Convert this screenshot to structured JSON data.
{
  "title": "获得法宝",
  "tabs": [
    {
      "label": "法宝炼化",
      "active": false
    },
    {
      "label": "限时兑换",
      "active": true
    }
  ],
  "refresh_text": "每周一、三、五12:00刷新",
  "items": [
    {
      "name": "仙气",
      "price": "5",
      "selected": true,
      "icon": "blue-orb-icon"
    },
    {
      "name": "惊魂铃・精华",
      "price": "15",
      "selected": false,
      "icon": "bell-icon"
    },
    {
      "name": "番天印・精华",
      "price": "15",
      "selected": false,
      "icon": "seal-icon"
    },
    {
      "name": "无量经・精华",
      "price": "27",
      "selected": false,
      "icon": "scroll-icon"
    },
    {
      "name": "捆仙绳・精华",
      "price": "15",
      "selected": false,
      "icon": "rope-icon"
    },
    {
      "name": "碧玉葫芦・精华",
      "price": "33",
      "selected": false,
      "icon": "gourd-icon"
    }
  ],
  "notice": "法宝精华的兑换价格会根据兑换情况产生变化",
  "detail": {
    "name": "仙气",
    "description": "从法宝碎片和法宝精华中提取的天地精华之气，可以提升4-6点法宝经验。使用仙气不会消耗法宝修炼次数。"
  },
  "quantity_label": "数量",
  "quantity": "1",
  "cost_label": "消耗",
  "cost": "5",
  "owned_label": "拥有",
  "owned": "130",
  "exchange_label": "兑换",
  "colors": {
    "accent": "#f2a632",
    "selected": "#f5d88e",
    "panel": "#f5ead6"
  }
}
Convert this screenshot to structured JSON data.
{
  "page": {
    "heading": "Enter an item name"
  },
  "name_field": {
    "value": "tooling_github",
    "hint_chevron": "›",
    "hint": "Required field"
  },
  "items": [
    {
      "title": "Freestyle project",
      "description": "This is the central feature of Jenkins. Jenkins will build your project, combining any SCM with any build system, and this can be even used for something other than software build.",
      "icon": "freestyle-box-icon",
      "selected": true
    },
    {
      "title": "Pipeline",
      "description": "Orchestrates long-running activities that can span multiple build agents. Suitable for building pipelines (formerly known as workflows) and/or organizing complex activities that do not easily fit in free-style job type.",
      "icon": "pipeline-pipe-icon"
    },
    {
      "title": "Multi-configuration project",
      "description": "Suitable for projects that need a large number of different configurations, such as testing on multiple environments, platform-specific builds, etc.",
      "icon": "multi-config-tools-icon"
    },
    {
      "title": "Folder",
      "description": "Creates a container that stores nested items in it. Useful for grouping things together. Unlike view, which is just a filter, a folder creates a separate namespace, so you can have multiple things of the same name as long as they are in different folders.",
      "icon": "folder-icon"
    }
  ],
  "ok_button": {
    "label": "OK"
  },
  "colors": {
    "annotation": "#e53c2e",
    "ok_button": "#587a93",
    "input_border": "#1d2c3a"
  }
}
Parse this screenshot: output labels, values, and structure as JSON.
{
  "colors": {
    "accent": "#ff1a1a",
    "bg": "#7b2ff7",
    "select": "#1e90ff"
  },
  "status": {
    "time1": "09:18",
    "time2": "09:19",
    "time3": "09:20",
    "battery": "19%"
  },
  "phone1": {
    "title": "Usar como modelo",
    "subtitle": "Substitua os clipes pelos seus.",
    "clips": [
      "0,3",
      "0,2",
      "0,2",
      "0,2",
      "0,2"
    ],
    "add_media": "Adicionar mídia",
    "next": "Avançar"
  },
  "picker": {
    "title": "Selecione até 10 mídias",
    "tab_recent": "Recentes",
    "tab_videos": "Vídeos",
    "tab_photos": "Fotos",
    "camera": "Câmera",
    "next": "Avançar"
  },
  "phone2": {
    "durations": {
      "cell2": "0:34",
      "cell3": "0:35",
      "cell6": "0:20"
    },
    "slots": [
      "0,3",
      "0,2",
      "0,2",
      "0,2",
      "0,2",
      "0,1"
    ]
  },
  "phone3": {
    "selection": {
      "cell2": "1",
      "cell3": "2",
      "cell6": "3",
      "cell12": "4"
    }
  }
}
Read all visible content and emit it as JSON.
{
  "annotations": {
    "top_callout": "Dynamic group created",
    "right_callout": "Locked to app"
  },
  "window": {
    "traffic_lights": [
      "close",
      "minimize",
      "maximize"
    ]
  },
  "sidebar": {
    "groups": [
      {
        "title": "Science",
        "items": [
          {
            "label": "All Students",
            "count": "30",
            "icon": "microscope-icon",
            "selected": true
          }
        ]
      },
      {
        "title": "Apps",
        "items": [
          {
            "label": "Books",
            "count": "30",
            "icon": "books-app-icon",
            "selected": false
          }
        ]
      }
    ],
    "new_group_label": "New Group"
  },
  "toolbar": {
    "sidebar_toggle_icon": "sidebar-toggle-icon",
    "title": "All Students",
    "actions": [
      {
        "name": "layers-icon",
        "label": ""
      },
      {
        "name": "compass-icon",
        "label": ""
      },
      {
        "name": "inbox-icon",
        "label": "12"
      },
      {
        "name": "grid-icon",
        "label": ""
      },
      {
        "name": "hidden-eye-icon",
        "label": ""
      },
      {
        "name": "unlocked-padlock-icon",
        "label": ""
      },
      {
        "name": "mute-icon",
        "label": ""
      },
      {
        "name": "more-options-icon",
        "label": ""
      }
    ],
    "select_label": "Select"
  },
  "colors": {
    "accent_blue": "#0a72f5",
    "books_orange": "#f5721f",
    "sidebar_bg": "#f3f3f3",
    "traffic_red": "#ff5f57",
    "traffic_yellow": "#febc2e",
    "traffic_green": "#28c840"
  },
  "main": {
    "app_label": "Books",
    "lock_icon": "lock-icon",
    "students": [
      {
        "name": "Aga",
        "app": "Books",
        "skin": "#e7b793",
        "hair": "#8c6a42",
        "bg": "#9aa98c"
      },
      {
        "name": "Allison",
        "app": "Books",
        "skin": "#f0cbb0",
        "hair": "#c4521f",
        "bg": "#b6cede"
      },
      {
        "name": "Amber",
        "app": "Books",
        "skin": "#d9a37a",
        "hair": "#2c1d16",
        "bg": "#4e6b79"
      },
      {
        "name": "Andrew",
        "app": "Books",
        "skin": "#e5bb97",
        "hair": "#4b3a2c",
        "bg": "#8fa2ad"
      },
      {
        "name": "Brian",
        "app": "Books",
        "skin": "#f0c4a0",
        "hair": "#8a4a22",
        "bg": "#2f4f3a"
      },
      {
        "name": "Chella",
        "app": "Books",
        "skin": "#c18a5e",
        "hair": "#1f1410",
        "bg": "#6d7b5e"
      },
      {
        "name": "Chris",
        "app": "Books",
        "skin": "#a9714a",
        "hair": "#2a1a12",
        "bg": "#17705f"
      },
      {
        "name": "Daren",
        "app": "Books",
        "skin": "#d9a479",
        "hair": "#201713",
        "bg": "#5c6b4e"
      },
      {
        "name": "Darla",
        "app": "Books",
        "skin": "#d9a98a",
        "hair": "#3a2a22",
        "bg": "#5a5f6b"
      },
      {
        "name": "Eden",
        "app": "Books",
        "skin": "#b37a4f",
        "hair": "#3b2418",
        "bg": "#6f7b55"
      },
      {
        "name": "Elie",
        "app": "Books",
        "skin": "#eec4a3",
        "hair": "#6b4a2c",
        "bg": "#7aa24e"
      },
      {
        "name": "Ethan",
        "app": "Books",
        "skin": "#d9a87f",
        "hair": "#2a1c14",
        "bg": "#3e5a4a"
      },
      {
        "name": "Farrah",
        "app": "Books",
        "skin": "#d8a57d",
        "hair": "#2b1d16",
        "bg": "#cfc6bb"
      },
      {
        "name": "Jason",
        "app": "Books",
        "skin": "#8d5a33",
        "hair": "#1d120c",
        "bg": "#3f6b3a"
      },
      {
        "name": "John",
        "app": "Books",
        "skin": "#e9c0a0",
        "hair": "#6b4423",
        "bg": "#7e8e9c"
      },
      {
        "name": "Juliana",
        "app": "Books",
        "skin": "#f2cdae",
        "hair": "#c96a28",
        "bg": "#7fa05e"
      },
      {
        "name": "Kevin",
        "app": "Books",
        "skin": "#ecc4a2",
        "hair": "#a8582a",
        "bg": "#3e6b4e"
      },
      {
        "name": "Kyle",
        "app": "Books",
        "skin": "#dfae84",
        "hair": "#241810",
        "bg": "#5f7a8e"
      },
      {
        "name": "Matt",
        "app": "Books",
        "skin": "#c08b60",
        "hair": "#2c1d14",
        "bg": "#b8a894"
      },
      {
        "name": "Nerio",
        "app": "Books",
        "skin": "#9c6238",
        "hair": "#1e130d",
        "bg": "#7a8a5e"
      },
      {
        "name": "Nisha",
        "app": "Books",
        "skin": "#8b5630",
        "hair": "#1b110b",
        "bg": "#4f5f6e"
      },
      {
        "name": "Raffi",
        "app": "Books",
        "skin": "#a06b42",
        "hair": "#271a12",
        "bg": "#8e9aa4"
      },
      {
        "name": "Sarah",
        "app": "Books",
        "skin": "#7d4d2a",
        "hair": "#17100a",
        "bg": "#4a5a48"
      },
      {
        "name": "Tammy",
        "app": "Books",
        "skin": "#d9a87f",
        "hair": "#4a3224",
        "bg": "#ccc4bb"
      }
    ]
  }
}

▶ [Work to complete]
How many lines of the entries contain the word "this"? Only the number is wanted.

▶ [Solution below]
4